It was 15 years ago today that I held what was supposed to be a backyard pool party for my fellow employees at Brouillard Communications. I’d selected the date a few weeks earlier and invited my inner circle (I was at war with the CEO and, naturally, asked only those folks who shared my progressive, statesmanlike POV on things).
In the days leading up to the pool party, things further deteriorated between the CEO and me. I felt compelled to call a showdown session on that Friday and came loaded for bear. I was armed with multiple memos detailing how he’d undermined me, uninvited me from meetings and second-guessed my decisions. Imagine my surprise when, upon entering his private conference room (a sanctum sanctorum, if you will), I was greeted by the CEO, the CFO and the head of human resources for J. Walter Thompson (the parent company). Rather than discussing my ultimatum, they laid out the terms and conditions of my severance package, demanded I sign the paperwork and immediately leave the premises. I refused to sign but did bolt forthwith, tail tucked firmly between my legs.
Now, fast forward to my pool party the next day. Is it a party if no one shows? No one did. Except for good, old Edward Aloysius Moed (who had quit two weeks beforehand and set-up Moed Communications in his squalid, one bedroom east side apartment). Ed and I split a case of beer, tossed a baseball around and discussed next steps. He was planning one of his frequent Caribbean pilgrimages and would be gone for 10 days. That was fine. I needed the time to reflect, recover and plot next steps. I figured I could always find another job, so why not take the plunge and start a business with Sir Edward (note: Ed was knighted after opening Peppercom’s London office in 2001). The only things standing in the way were two mortgages, two car payments, raising two kids and a wife who didn’t earn a paycheck.
I decided to give it a shot. I called Ed, told him I’d show up at his apartment the Tuesday after Labor Day and see what would happen. We both agreed to give it six months. I raised $12,500 in seed money to pay for a computer and other start-up necessities, Ed created an office infrastructure, and we both started smiling and dialing. The rest, as they say, is history.

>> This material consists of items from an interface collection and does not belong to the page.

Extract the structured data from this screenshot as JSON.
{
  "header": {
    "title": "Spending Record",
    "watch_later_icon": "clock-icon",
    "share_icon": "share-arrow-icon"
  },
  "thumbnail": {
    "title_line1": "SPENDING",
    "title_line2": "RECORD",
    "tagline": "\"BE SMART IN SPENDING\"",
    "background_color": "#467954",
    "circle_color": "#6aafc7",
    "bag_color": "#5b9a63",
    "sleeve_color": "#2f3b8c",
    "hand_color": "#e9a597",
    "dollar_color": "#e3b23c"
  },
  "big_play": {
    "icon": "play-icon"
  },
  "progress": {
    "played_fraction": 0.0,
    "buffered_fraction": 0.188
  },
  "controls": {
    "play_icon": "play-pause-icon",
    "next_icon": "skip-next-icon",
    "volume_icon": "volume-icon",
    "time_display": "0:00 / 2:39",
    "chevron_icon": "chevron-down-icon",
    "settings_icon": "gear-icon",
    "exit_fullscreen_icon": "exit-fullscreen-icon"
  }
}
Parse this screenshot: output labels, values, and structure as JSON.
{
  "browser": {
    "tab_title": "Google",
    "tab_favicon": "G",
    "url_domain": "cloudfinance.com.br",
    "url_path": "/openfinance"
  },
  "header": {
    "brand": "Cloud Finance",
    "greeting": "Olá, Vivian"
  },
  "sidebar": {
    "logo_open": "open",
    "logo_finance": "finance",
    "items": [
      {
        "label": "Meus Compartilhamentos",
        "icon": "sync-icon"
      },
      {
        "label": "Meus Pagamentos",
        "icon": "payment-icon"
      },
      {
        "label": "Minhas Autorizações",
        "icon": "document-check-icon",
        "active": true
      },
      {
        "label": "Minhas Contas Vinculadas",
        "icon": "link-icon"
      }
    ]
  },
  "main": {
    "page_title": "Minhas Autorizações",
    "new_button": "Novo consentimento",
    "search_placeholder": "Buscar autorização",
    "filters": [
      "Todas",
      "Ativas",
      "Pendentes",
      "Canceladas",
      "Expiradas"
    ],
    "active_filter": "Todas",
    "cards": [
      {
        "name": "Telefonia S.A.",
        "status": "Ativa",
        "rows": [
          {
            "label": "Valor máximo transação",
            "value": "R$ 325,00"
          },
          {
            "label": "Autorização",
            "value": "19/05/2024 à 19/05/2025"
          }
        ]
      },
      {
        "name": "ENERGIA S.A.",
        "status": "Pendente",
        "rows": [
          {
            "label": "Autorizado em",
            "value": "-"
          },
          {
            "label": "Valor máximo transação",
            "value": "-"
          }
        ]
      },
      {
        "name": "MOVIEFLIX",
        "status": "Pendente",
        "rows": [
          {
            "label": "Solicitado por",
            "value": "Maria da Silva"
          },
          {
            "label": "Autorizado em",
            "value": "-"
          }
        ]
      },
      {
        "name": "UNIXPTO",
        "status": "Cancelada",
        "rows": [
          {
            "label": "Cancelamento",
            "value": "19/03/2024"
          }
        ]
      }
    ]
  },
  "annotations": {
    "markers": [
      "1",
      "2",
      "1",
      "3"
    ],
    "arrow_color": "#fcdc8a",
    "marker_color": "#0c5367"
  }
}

It’s nice to reflect back on Peppercom’s beginnings. I’d actually forgotten about the party that wasn’t. And, the people who decided it wasn’t politically expedient to attend. They’ve moved on to other things. The agency in question went belly up a few years back. And, we’re in the midst of planning a 15th anniversary shindig to celebrate. I guess he who parties last, parties best.